The Court of Protection has been described as one of Britain’s ‘most secretive courts’ and Court of Protection guidance can sometimes seem confusing and overwhelming, dealing with complicated and sensitive matters. In this guide, we’ll look at what Court of Protection is, how best to use it and how to make the most of the Court of Protection guidance you’re offered.
What is the Court of Protection?
The Court of Protection is a specialist court with power to make decisions about the assets and personal welfare of those who are unable to make decisions themselves. Created under the Mental Capacity Act 2005, the Court of Protection is responsible for determining disputes regarding lasting power of attorney, and deciding disputes concerning the assets or welfare of an individual not able to makes their own decisions..
In April 2008, the Court of Protection dealt with 42 cases. In April 2012, they had 582 cases – and that number is set to rise. People are becoming more aware of their loved one’s rights when it comes to the Court of Protection and Lasting Power of Attorney – and rightly what is lawfully allowed is being explored for the benefit of those involved.
Lasting Power of Attorney Applications
Applying for a lasting power of attorney is the first step – this involves allowing someone else to take decisions based on your day-to-day needs. Without lasting power of attorney, all small choices made on behalf of someone would have to go through the Court of Protection – something which logistically would be almost impossible.
For bigger decisions, or steps which require greater authorisation, it is always favourable to instruct a solicitor to make an application to the Court of Protection on your behalf. Solicitors will acknowledge the fact that the issues are sensitive and life changing, and will have experience in the legal process regarding how and when to apply.
Initially, you may need permission to apply to the court. The person involved, or the person appointed under lasting power of attorney has permission to apply. There is a cost of £400 to apply which needs to be settled at the time of the application – however if cases are urgent in nature there is a fast track process which can guarantee a response within 24 hours.
You can download the forms here to apply.
There are a number of issues that Court of Protection Guidance looks at – here are a few of the things they make a decision about:
– Whether a person has a capacity to make a certain decision
– The appointment of deputies
– The validity of lasting power of attorney
– Whether whatever decision is being made is in that person’s best interests

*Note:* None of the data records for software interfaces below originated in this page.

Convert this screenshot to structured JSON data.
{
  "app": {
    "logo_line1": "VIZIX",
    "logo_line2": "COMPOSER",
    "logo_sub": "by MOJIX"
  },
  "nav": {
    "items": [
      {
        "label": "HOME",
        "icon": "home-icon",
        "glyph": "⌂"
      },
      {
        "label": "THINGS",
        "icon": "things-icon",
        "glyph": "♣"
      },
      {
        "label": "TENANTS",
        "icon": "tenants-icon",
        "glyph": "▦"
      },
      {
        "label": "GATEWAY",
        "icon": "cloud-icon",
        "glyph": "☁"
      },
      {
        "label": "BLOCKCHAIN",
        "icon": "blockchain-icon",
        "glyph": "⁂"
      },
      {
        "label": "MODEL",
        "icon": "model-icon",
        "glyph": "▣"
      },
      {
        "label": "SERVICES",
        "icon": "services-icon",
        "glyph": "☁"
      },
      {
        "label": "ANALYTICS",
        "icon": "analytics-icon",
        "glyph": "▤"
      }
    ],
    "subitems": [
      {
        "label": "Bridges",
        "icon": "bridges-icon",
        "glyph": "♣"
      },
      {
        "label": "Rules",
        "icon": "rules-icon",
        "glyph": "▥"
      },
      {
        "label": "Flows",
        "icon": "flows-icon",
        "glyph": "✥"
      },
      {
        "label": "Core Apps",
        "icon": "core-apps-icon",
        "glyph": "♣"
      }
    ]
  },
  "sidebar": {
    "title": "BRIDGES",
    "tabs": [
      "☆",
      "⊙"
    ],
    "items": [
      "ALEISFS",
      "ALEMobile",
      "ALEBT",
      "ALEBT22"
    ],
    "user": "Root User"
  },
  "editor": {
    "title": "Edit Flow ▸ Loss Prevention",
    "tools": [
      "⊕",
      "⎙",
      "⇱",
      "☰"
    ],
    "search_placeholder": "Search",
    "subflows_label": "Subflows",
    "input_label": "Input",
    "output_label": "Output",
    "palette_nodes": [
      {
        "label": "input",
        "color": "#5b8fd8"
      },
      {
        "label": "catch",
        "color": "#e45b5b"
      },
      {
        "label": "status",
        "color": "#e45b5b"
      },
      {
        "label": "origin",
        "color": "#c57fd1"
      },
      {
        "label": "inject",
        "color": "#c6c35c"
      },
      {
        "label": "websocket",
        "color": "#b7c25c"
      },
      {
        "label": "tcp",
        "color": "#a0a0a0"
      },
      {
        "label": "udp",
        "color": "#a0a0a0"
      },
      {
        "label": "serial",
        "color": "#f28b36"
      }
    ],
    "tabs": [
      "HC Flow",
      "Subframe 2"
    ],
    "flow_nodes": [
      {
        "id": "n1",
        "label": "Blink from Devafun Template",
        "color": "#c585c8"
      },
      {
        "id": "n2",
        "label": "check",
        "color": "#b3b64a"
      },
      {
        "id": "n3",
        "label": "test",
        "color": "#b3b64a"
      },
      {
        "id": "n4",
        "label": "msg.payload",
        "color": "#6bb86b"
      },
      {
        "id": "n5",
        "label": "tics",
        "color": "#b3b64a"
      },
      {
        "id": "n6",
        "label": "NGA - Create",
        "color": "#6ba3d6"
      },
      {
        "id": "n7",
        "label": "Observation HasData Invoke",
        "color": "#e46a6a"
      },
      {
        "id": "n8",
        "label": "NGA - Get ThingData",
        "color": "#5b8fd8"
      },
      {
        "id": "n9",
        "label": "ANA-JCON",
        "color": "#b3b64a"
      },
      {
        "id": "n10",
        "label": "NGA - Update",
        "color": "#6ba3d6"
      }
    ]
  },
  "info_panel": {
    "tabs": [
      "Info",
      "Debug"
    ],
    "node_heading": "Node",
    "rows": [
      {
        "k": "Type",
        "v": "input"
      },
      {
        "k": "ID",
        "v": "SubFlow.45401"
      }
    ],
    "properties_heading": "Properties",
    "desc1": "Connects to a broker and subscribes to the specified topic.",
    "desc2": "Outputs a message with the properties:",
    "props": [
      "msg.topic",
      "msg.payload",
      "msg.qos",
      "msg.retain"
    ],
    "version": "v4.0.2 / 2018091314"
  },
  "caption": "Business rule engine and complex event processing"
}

– Whether a person is being deprived of their liberty
For more information about Lasting Power of Attorney or the Court of Protection, contact us today. Burt Brill & Cardens are experts at sensitive legal cases, and will be able to advise you on the most appropriate next steps.